» What needs to be done: Everything in the records must be copied exactly except the pictures.

» Supplied information:
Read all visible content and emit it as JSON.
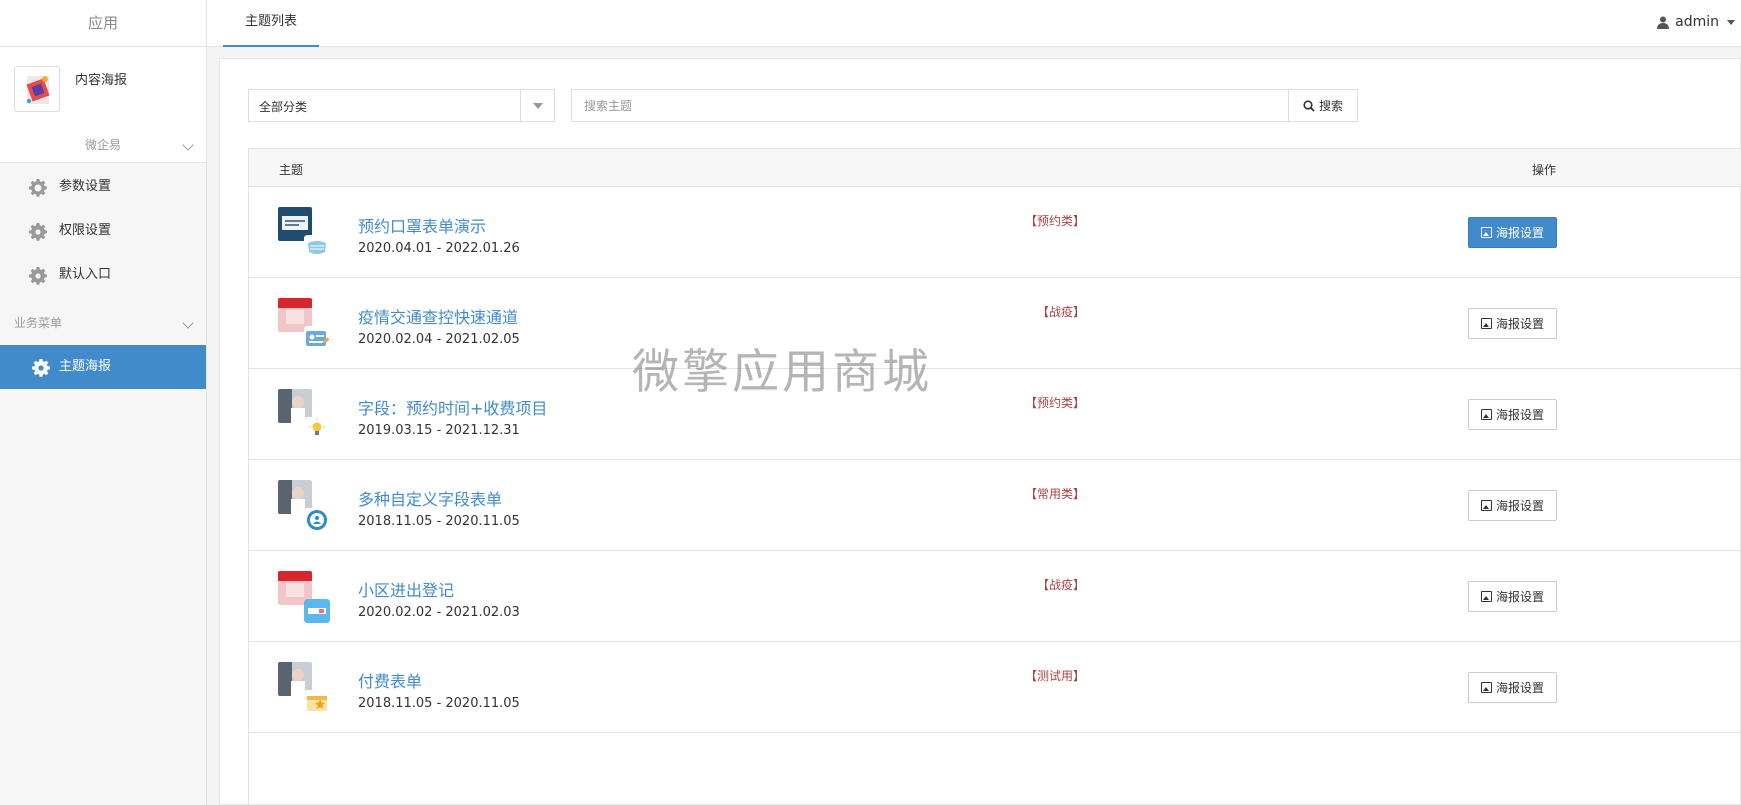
{
  "sidebar": {
    "header": "应用",
    "app_name": "内容海报",
    "group1": "微企易",
    "items": [
      {
        "label": "参数设置"
      },
      {
        "label": "权限设置"
      },
      {
        "label": "默认入口"
      }
    ],
    "group2": "业务菜单",
    "active_item": "主题海报"
  },
  "topbar": {
    "tab": "主题列表",
    "user": "admin"
  },
  "filter": {
    "category": "全部分类"
  },
  "search": {
    "placeholder": "搜索主题",
    "button": "搜索"
  },
  "table": {
    "col_topic": "主题",
    "col_action": "操作",
    "action_label": "海报设置",
    "rows": [
      {
        "title": "预约口罩表单演示",
        "dates": "2020.04.01 - 2022.01.26",
        "tag": "【预约类】"
      },
      {
        "title": "疫情交通查控快速通道",
        "dates": "2020.02.04 - 2021.02.05",
        "tag": "【战疫】"
      },
      {
        "title": "字段：预约时间+收费项目",
        "dates": "2019.03.15 - 2021.12.31",
        "tag": "【预约类】"
      },
      {
        "title": "多种自定义字段表单",
        "dates": "2018.11.05 - 2020.11.05",
        "tag": "【常用类】"
      },
      {
        "title": "小区进出登记",
        "dates": "2020.02.02 - 2021.02.03",
        "tag": "【战疫】"
      },
      {
        "title": "付费表单",
        "dates": "2018.11.05 - 2020.11.05",
        "tag": "【测试用】"
      }
    ]
  },
  "watermark": "微擎应用商城",
  "colors": {
    "accent": "#428bca",
    "tag": "#a94442"
  }
}
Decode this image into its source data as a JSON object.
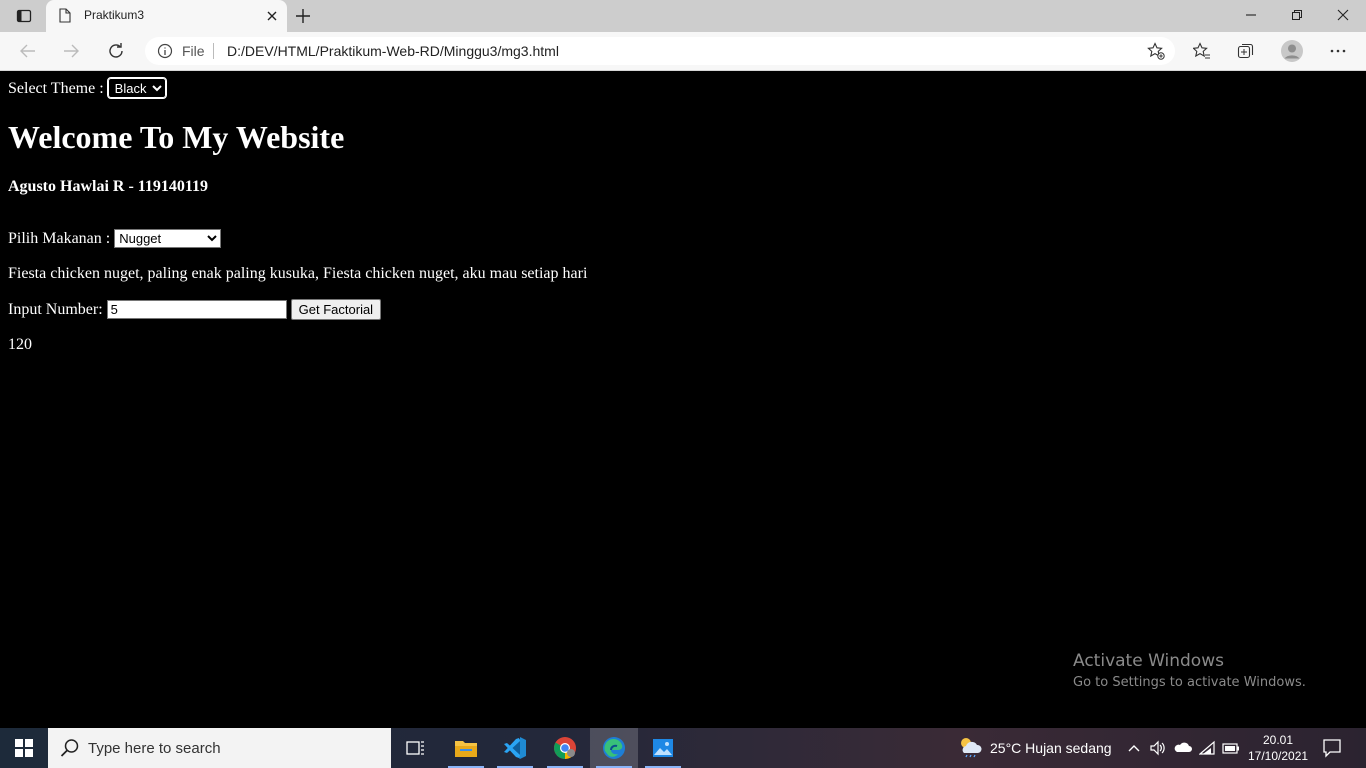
{
  "browser": {
    "tab_title": "Praktikum3",
    "file_label": "File",
    "url": "D:/DEV/HTML/Praktikum-Web-RD/Minggu3/mg3.html"
  },
  "page": {
    "theme_label": "Select Theme :",
    "theme_selected": "Black",
    "heading": "Welcome To My Website",
    "subheading": "Agusto Hawlai R - 119140119",
    "food_label": "Pilih Makanan :",
    "food_selected": "Nugget",
    "food_description": "Fiesta chicken nuget, paling enak paling kusuka, Fiesta chicken nuget, aku mau setiap hari",
    "number_label": "Input Number:",
    "number_value": "5",
    "factorial_button": "Get Factorial",
    "result": "120"
  },
  "watermark": {
    "line1": "Activate Windows",
    "line2": "Go to Settings to activate Windows."
  },
  "taskbar": {
    "search_placeholder": "Type here to search",
    "weather": "25°C  Hujan sedang",
    "time": "20.01",
    "date": "17/10/2021"
  }
}
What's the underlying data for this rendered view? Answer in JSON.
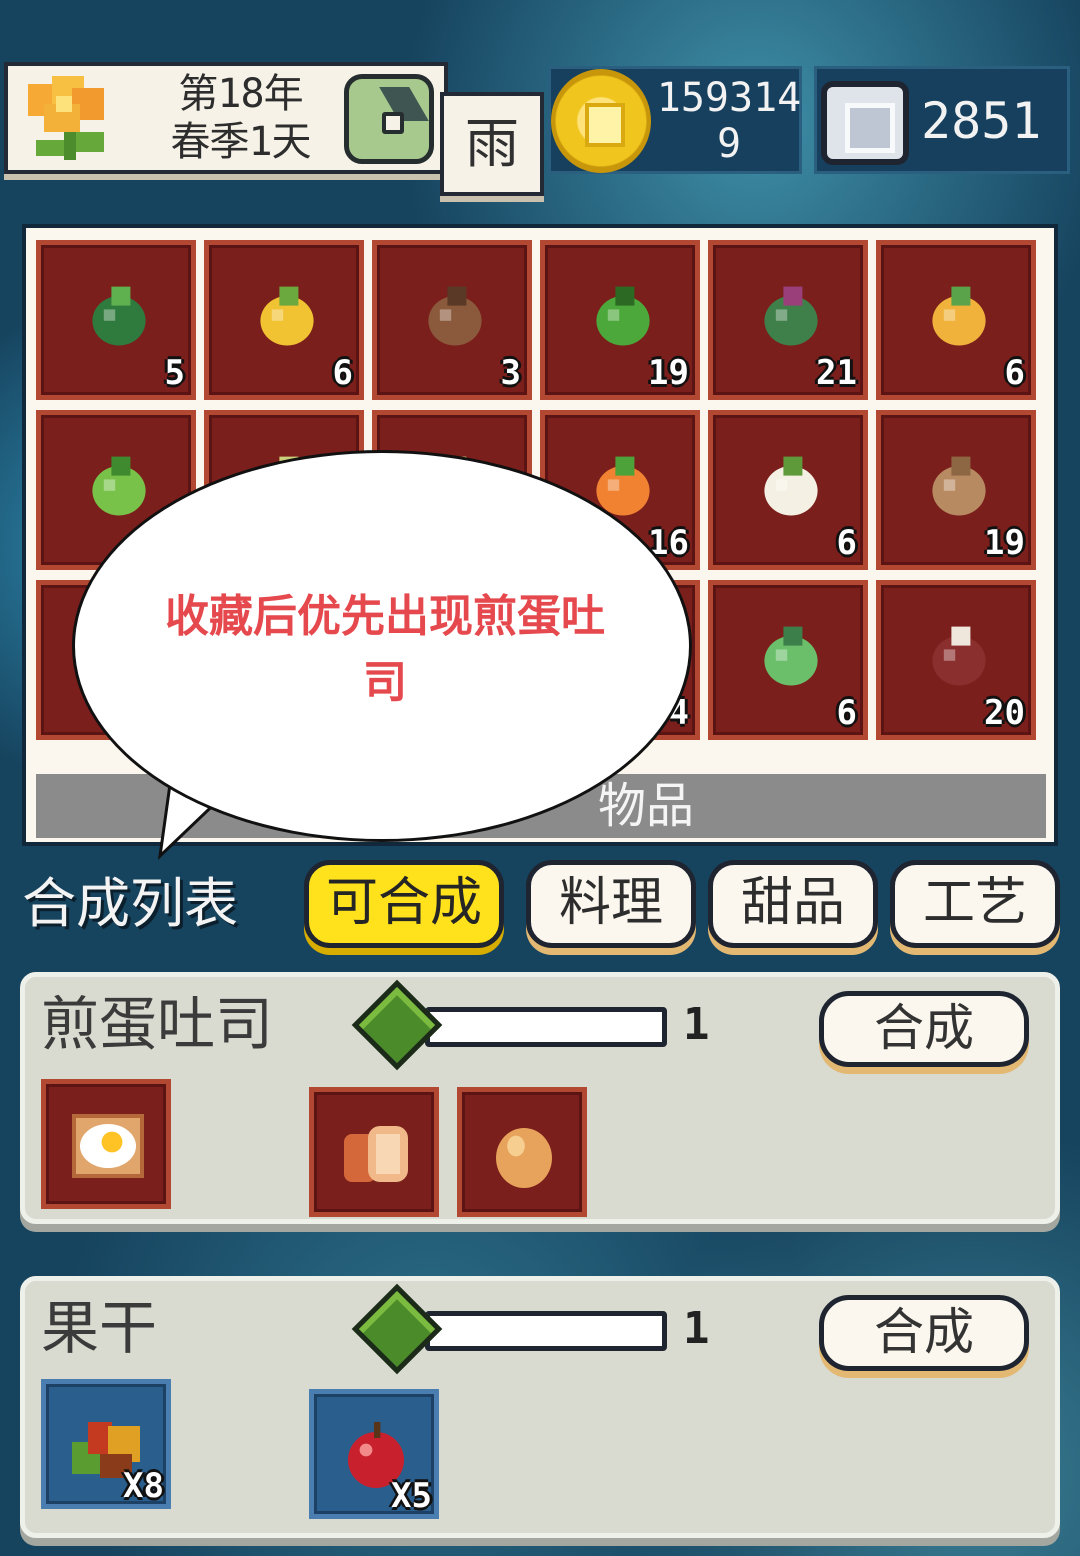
{
  "top_bar": {
    "date_line1": "第18年",
    "date_line2": "春季1天",
    "weather": "雨",
    "coins_line1": "159314",
    "coins_line2": "9",
    "gems": "2851"
  },
  "inventory": {
    "label": "物品",
    "items": [
      {
        "icon": "cabbage-icon",
        "count": "5"
      },
      {
        "icon": "corn-icon",
        "count": "6"
      },
      {
        "icon": "ginseng-root-icon",
        "count": "3"
      },
      {
        "icon": "green-pepper-icon",
        "count": "19"
      },
      {
        "icon": "eggplant-icon",
        "count": "21"
      },
      {
        "icon": "pineapple-icon",
        "count": "6"
      },
      {
        "icon": "leafy-greens-icon",
        "count": ""
      },
      {
        "icon": "vegetable-icon",
        "count": ""
      },
      {
        "icon": "vegetable-icon",
        "count": ""
      },
      {
        "icon": "carrot-icon",
        "count": "16"
      },
      {
        "icon": "white-flower-icon",
        "count": "6"
      },
      {
        "icon": "ginger-icon",
        "count": "19"
      },
      {
        "icon": "vegetable-icon",
        "count": ""
      },
      {
        "icon": "vegetable-icon",
        "count": ""
      },
      {
        "icon": "vegetable-icon",
        "count": ""
      },
      {
        "icon": "vegetable-icon",
        "count": "4"
      },
      {
        "icon": "leek-icon",
        "count": "6"
      },
      {
        "icon": "mushroom-icon",
        "count": "20"
      }
    ]
  },
  "bubble": {
    "text": "收藏后优先出现煎蛋吐司"
  },
  "craft": {
    "title": "合成列表",
    "tabs": [
      "可合成",
      "料理",
      "甜品",
      "工艺"
    ],
    "active_tab": 0,
    "recipes": [
      {
        "name": "煎蛋吐司",
        "count": "1",
        "button": "合成",
        "result_icon": "fried-egg-toast-icon",
        "ingredients": [
          {
            "icon": "bread-icon",
            "qty": ""
          },
          {
            "icon": "egg-icon",
            "qty": ""
          }
        ]
      },
      {
        "name": "果干",
        "count": "1",
        "button": "合成",
        "result_icon": "dried-fruit-icon",
        "ingredients": [
          {
            "icon": "apple-icon",
            "qty": "X5"
          }
        ],
        "result_qty": "X8"
      }
    ]
  },
  "colors": {
    "slot_red": "#7a1f1c",
    "slot_blue": "#2a5e8c",
    "active_tab": "#ffe21c",
    "bubble_text": "#e5484d",
    "background": "#16435e"
  }
}
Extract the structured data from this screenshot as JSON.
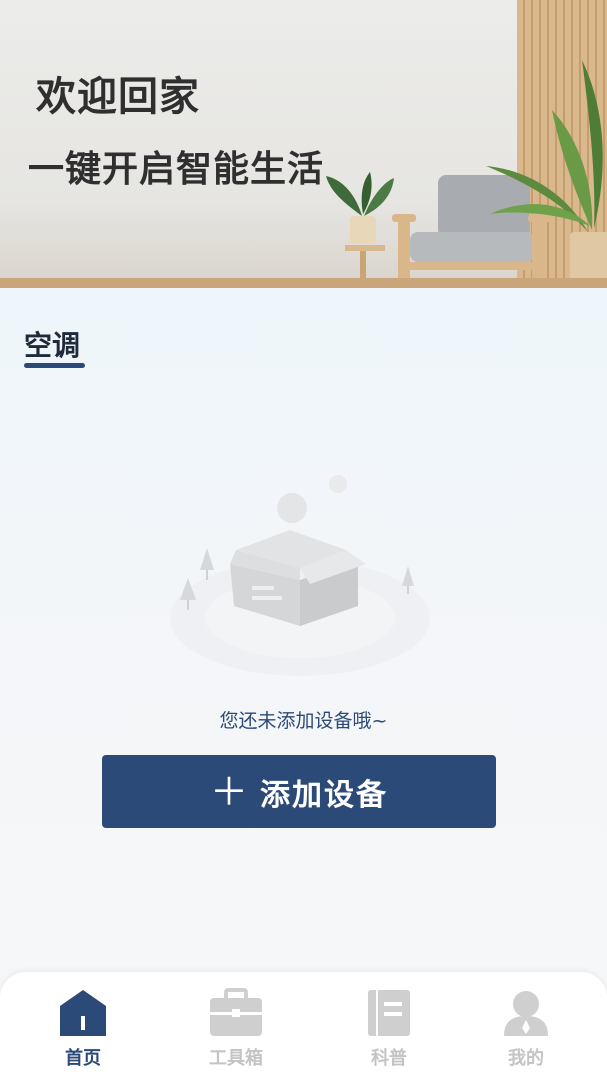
{
  "banner": {
    "title": "欢迎回家",
    "slogan": "一键开启智能生活"
  },
  "tabs": [
    {
      "label": "空调",
      "active": true
    }
  ],
  "empty_state": {
    "message": "您还未添加设备哦~",
    "add_button_label": "添加设备",
    "add_button_icon": "plus-icon"
  },
  "nav": {
    "items": [
      {
        "label": "首页",
        "icon": "home-icon",
        "active": true
      },
      {
        "label": "工具箱",
        "icon": "toolbox-icon",
        "active": false
      },
      {
        "label": "科普",
        "icon": "book-icon",
        "active": false
      },
      {
        "label": "我的",
        "icon": "user-icon",
        "active": false
      }
    ]
  },
  "colors": {
    "accent": "#2c4a78",
    "inactive": "#c4c4c4",
    "text_dark": "#2f2f2f"
  }
}
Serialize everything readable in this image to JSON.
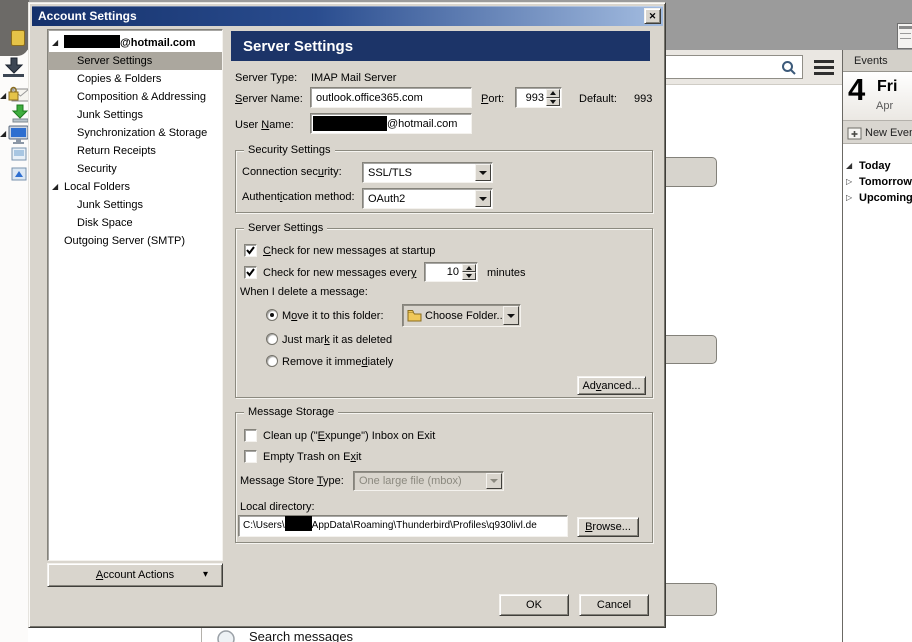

» Task solution:
Read all visible content and emit it as JSON.
{
  "sidebar": {
    "header": "应用",
    "app_name": "内容海报",
    "group1": "微企易",
    "items": [
      {
        "label": "参数设置"
      },
      {
        "label": "权限设置"
      },
      {
        "label": "默认入口"
      }
    ],
    "group2": "业务菜单",
    "active_item": "主题海报"
  },
  "topbar": {
    "tab": "主题列表",
    "user": "admin"
  },
  "filter": {
    "category": "全部分类"
  },
  "search": {
    "placeholder": "搜索主题",
    "button": "搜索"
  },
  "table": {
    "col_topic": "主题",
    "col_action": "操作",
    "action_label": "海报设置",
    "rows": [
      {
        "title": "预约口罩表单演示",
        "dates": "2020.04.01 - 2022.01.26",
        "tag": "【预约类】"
      },
      {
        "title": "疫情交通查控快速通道",
        "dates": "2020.02.04 - 2021.02.05",
        "tag": "【战疫】"
      },
      {
        "title": "字段：预约时间+收费项目",
        "dates": "2019.03.15 - 2021.12.31",
        "tag": "【预约类】"
      },
      {
        "title": "多种自定义字段表单",
        "dates": "2018.11.05 - 2020.11.05",
        "tag": "【常用类】"
      },
      {
        "title": "小区进出登记",
        "dates": "2020.02.02 - 2021.02.03",
        "tag": "【战疫】"
      },
      {
        "title": "付费表单",
        "dates": "2018.11.05 - 2020.11.05",
        "tag": "【测试用】"
      }
    ]
  },
  "watermark": "微擎应用商城",
  "colors": {
    "accent": "#428bca",
    "tag": "#a94442"
  }
}
Decode this image into its source data as a JSON object.
{
  "browser": {
    "tab_title": "Praktikum3",
    "file_label": "File",
    "url": "D:/DEV/HTML/Praktikum-Web-RD/Minggu3/mg3.html"
  },
  "page": {
    "theme_label": "Select Theme :",
    "theme_selected": "Black",
    "heading": "Welcome To My Website",
    "subheading": "Agusto Hawlai R - 119140119",
    "food_label": "Pilih Makanan :",
    "food_selected": "Nugget",
    "food_description": "Fiesta chicken nuget, paling enak paling kusuka, Fiesta chicken nuget, aku mau setiap hari",
    "number_label": "Input Number:",
    "number_value": "5",
    "factorial_button": "Get Factorial",
    "result": "120"
  },
  "watermark": {
    "line1": "Activate Windows",
    "line2": "Go to Settings to activate Windows."
  },
  "taskbar": {
    "search_placeholder": "Type here to search",
    "weather": "25°C  Hujan sedang",
    "time": "20.01",
    "date": "17/10/2021"
  }
}
What's the underlying data for this rendered view? Answer in JSON.
{
  "top_bar": {
    "date_line1": "第18年",
    "date_line2": "春季1天",
    "weather": "雨",
    "coins_line1": "159314",
    "coins_line2": "9",
    "gems": "2851"
  },
  "inventory": {
    "label": "物品",
    "items": [
      {
        "icon": "cabbage-icon",
        "count": "5"
      },
      {
        "icon": "corn-icon",
        "count": "6"
      },
      {
        "icon": "ginseng-root-icon",
        "count": "3"
      },
      {
        "icon": "green-pepper-icon",
        "count": "19"
      },
      {
        "icon": "eggplant-icon",
        "count": "21"
      },
      {
        "icon": "pineapple-icon",
        "count": "6"
      },
      {
        "icon": "leafy-greens-icon",
        "count": ""
      },
      {
        "icon": "vegetable-icon",
        "count": ""
      },
      {
        "icon": "vegetable-icon",
        "count": ""
      },
      {
        "icon": "carrot-icon",
        "count": "16"
      },
      {
        "icon": "white-flower-icon",
        "count": "6"
      },
      {
        "icon": "ginger-icon",
        "count": "19"
      },
      {
        "icon": "vegetable-icon",
        "count": ""
      },
      {
        "icon": "vegetable-icon",
        "count": ""
      },
      {
        "icon": "vegetable-icon",
        "count": ""
      },
      {
        "icon": "vegetable-icon",
        "count": "4"
      },
      {
        "icon": "leek-icon",
        "count": "6"
      },
      {
        "icon": "mushroom-icon",
        "count": "20"
      }
    ]
  },
  "bubble": {
    "text": "收藏后优先出现煎蛋吐司"
  },
  "craft": {
    "title": "合成列表",
    "tabs": [
      "可合成",
      "料理",
      "甜品",
      "工艺"
    ],
    "active_tab": 0,
    "recipes": [
      {
        "name": "煎蛋吐司",
        "count": "1",
        "button": "合成",
        "result_icon": "fried-egg-toast-icon",
        "ingredients": [
          {
            "icon": "bread-icon",
            "qty": ""
          },
          {
            "icon": "egg-icon",
            "qty": ""
          }
        ]
      },
      {
        "name": "果干",
        "count": "1",
        "button": "合成",
        "result_icon": "dried-fruit-icon",
        "ingredients": [
          {
            "icon": "apple-icon",
            "qty": "X5"
          }
        ],
        "result_qty": "X8"
      }
    ]
  },
  "colors": {
    "slot_red": "#7a1f1c",
    "slot_blue": "#2a5e8c",
    "active_tab": "#ffe21c",
    "bubble_text": "#e5484d",
    "background": "#16435e"
  }
}
Extract the structured data from this screenshot as JSON.
{
  "banner": {
    "title": "欢迎回家",
    "slogan": "一键开启智能生活"
  },
  "tabs": [
    {
      "label": "空调",
      "active": true
    }
  ],
  "empty_state": {
    "message": "您还未添加设备哦~",
    "add_button_label": "添加设备",
    "add_button_icon": "plus-icon"
  },
  "nav": {
    "items": [
      {
        "label": "首页",
        "icon": "home-icon",
        "active": true
      },
      {
        "label": "工具箱",
        "icon": "toolbox-icon",
        "active": false
      },
      {
        "label": "科普",
        "icon": "book-icon",
        "active": false
      },
      {
        "label": "我的",
        "icon": "user-icon",
        "active": false
      }
    ]
  },
  "colors": {
    "accent": "#2c4a78",
    "inactive": "#c4c4c4",
    "text_dark": "#2f2f2f"
  }
}
Serialize everything readable in this image to JSON.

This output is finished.